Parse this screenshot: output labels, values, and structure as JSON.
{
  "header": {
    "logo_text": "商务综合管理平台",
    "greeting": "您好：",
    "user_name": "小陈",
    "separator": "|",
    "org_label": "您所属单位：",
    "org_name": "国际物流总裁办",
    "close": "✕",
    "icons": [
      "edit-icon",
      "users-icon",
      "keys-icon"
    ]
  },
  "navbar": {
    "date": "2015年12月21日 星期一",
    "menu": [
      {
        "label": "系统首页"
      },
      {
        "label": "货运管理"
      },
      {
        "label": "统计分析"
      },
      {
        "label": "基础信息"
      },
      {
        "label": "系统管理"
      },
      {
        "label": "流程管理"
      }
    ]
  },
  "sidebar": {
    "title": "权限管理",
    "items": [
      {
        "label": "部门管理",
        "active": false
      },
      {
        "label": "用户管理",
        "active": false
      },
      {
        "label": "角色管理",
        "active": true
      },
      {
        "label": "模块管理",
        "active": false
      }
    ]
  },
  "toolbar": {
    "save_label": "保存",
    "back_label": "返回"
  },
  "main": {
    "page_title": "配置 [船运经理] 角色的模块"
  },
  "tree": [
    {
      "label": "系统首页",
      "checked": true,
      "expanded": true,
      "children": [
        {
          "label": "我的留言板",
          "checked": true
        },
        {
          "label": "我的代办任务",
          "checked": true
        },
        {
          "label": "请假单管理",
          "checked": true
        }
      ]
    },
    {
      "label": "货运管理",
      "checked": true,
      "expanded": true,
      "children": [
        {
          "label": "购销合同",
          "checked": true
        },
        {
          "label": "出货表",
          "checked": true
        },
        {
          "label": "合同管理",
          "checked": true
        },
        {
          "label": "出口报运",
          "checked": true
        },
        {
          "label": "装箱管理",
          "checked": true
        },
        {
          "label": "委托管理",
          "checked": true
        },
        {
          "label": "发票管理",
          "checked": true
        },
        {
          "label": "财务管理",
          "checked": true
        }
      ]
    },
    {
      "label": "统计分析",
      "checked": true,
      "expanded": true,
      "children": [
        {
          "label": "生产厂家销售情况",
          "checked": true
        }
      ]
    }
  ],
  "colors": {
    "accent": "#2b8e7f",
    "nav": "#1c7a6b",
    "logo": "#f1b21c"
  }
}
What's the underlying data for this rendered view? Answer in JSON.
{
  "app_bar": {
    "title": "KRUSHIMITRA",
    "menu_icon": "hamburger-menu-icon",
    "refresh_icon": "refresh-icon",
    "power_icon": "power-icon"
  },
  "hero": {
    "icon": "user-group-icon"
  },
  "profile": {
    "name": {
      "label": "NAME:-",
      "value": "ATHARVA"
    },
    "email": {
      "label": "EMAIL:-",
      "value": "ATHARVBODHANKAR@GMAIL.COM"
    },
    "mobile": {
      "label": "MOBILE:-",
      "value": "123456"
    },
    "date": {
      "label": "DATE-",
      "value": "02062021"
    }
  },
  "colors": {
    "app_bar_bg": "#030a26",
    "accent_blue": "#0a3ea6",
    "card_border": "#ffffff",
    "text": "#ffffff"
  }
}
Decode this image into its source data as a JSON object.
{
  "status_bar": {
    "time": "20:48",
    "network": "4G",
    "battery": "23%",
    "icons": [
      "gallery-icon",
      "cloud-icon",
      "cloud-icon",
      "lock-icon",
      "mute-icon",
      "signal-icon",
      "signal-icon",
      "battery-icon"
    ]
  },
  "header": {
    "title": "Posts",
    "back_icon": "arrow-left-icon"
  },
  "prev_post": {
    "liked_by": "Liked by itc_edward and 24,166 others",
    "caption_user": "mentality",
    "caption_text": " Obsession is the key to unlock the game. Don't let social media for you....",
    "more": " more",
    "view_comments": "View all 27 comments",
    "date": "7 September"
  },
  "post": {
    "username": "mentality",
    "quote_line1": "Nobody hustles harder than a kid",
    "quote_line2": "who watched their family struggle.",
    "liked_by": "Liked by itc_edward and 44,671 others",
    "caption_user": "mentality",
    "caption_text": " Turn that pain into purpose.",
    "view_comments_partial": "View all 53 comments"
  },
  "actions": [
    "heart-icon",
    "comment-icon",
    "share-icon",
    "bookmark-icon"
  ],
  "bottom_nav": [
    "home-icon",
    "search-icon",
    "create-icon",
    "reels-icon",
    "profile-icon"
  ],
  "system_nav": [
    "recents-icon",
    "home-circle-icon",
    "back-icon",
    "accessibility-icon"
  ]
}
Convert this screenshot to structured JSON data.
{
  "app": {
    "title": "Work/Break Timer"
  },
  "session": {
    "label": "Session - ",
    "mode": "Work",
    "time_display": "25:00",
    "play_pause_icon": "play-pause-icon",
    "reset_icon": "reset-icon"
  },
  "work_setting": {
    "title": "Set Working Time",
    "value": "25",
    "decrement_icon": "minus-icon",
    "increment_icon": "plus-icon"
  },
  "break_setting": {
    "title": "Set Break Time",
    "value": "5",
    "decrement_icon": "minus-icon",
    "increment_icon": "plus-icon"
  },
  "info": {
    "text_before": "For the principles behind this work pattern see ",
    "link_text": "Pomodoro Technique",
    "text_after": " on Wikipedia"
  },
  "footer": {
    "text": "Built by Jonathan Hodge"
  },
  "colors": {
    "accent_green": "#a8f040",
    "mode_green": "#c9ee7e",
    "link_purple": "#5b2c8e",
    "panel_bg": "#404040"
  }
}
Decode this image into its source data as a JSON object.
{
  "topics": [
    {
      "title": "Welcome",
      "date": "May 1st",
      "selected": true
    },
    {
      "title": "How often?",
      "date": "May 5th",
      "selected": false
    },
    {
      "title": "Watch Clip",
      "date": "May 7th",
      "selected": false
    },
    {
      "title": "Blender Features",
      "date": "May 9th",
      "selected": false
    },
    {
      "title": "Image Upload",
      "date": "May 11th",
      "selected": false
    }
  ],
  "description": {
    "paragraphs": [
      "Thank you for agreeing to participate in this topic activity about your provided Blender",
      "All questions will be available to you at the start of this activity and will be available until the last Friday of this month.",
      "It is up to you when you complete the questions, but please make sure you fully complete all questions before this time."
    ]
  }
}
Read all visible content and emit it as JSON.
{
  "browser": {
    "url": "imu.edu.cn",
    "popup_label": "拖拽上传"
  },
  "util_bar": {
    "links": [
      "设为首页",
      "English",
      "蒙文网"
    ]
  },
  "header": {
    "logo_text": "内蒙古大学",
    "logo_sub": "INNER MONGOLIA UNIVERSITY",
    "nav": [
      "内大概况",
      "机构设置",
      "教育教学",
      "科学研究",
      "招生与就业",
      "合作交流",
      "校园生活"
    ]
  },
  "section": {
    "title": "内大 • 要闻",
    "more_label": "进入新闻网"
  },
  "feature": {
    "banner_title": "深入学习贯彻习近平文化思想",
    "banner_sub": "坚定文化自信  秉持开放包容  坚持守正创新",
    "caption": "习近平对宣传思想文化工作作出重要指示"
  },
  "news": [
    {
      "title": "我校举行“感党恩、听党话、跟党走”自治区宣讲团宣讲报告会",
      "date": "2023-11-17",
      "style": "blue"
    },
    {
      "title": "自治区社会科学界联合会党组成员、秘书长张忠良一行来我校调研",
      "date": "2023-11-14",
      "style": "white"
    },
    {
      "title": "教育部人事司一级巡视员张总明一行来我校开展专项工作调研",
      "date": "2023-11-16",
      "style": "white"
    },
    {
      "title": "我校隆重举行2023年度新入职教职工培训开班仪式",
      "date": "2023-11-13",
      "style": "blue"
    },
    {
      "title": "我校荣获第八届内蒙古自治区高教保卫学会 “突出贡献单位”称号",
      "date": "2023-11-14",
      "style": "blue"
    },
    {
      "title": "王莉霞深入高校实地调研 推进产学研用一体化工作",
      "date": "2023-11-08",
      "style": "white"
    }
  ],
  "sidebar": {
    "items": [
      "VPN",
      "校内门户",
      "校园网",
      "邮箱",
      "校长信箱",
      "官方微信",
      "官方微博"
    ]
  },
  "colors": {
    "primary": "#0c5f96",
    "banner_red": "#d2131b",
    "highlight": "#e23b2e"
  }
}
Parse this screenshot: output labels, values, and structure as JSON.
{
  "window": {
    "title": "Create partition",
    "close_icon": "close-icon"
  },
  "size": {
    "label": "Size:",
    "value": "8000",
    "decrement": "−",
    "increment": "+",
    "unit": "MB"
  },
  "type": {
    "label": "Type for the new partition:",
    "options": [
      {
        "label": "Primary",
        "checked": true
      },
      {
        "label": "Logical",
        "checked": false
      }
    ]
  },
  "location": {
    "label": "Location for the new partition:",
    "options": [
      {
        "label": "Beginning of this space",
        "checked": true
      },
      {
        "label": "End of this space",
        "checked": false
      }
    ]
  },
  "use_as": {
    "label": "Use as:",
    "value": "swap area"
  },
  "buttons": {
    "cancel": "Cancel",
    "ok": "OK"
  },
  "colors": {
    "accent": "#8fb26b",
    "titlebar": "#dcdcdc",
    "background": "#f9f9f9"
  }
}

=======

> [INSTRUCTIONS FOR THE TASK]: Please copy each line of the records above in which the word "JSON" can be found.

> [TASK RESULT]:
Parse this screenshot: output labels, values, and structure as JSON.
What's the underlying data for this rendered view? Answer in JSON.
Decode this image into its source data as a JSON object.
Convert this screenshot to structured JSON data.
Decode this image into its source data as a JSON object.
Read all visible content and emit it as JSON.
Parse this screenshot: output labels, values, and structure as JSON.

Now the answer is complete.